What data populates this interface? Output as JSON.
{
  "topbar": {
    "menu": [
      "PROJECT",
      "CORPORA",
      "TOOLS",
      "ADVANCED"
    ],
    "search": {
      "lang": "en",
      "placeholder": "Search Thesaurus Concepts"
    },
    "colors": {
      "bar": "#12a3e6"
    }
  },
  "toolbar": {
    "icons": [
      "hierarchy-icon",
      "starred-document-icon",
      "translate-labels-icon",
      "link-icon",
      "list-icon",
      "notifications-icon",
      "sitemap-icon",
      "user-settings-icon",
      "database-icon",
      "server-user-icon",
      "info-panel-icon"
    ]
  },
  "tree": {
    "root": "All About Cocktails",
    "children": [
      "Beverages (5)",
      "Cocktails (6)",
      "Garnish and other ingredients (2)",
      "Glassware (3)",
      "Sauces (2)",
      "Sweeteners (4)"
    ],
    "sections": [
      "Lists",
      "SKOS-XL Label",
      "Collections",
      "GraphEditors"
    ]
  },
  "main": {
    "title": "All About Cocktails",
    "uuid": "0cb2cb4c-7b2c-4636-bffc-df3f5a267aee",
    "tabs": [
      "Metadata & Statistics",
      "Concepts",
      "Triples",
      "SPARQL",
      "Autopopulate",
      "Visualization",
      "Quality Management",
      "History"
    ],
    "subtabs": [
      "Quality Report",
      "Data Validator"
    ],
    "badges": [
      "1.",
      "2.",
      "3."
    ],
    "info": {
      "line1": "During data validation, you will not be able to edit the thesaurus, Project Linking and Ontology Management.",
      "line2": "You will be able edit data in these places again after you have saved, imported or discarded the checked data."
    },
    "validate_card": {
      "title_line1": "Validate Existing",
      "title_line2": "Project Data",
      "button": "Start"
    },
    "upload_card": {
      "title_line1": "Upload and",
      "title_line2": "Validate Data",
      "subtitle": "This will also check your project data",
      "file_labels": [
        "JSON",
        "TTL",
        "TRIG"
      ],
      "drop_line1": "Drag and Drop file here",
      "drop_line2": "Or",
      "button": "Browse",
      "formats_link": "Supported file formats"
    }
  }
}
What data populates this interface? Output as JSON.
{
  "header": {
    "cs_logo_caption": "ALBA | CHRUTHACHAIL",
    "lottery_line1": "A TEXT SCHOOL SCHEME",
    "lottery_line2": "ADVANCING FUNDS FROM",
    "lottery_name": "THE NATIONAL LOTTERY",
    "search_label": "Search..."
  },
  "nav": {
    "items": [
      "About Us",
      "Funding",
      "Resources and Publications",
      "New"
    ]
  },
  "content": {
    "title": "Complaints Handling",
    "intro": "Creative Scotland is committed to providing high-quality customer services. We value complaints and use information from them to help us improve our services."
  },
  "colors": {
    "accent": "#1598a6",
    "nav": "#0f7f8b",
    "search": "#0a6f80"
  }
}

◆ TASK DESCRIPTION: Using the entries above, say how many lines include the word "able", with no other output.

◆ EXERCISE RESULT: 2